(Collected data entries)
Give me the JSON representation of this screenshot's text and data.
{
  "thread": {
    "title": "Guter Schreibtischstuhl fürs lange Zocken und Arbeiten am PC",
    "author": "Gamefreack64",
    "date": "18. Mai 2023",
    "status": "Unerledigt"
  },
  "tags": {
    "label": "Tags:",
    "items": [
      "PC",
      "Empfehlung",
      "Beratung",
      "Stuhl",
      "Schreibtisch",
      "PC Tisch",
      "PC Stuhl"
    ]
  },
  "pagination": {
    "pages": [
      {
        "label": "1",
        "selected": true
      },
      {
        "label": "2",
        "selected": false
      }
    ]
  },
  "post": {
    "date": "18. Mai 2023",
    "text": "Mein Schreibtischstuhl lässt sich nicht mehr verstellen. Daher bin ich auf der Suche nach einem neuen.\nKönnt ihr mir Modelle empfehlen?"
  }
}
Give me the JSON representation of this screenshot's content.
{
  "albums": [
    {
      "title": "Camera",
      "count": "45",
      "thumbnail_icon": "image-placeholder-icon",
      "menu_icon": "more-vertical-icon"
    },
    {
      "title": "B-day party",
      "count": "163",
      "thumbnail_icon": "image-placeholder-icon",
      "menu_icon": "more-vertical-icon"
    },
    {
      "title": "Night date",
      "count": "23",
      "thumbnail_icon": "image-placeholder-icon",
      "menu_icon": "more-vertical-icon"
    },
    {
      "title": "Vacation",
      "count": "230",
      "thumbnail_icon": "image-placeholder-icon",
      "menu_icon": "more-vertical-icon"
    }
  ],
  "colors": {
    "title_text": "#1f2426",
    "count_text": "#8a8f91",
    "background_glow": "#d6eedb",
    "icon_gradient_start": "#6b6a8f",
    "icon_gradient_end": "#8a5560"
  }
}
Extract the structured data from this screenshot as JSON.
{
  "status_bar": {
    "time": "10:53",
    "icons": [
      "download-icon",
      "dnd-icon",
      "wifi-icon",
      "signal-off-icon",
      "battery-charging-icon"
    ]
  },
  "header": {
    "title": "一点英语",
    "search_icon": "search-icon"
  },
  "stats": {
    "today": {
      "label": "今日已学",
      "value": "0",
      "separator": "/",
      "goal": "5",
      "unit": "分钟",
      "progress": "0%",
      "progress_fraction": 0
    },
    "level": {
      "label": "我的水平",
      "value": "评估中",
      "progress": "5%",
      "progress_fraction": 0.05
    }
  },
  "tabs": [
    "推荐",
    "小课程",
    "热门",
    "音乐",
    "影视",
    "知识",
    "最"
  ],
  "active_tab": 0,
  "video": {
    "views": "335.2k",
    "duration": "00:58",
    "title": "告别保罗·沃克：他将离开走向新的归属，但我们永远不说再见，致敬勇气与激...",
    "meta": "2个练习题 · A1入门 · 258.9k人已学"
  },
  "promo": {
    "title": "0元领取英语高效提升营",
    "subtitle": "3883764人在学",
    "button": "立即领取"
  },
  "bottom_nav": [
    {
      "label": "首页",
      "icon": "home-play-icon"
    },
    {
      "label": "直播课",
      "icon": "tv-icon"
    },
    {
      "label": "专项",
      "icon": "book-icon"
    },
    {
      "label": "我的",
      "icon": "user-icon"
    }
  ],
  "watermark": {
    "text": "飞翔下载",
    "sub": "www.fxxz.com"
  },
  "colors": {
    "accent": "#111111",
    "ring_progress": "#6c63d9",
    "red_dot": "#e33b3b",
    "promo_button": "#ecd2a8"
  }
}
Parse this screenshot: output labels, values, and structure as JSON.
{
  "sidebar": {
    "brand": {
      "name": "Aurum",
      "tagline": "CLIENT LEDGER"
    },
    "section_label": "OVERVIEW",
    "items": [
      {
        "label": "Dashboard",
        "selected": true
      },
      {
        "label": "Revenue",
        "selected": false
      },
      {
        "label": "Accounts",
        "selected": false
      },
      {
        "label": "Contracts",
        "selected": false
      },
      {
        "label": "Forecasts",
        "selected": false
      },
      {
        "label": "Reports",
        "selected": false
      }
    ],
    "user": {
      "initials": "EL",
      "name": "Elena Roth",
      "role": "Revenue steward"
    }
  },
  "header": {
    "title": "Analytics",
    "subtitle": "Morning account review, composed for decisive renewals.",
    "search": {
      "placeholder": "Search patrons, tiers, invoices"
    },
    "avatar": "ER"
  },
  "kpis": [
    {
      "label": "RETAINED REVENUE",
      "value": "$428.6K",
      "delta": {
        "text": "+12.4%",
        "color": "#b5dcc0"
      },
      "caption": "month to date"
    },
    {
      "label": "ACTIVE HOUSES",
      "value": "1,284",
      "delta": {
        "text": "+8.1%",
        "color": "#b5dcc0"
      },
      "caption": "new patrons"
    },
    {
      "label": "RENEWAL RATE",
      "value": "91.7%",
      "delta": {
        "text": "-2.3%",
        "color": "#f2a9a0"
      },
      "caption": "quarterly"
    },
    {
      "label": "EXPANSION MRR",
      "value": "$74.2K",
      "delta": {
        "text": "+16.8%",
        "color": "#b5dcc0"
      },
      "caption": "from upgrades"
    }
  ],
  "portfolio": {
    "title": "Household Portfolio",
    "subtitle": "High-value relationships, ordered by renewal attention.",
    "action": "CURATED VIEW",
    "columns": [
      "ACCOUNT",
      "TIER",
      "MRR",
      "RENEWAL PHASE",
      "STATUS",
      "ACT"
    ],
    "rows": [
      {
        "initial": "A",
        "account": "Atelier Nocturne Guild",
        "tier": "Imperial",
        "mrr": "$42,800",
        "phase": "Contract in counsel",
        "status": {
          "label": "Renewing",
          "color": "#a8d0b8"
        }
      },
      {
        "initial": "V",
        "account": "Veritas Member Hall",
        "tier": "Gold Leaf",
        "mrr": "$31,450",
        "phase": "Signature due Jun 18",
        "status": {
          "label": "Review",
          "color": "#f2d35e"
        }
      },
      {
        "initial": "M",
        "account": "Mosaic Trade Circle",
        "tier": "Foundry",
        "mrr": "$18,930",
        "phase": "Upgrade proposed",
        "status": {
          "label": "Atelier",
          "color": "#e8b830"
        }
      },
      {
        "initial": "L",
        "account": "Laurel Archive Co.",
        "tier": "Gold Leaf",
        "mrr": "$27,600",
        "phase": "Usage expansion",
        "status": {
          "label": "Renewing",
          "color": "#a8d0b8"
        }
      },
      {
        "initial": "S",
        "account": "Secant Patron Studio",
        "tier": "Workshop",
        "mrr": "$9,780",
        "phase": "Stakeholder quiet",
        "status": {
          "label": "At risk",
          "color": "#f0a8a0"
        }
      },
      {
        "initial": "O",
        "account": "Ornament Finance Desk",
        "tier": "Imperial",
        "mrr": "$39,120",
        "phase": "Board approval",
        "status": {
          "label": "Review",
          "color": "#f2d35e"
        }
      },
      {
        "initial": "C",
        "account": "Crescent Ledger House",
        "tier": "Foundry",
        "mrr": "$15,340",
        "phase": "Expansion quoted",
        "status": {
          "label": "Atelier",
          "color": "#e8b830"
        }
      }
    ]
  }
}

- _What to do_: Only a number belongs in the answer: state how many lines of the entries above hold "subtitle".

- _Output below_: 3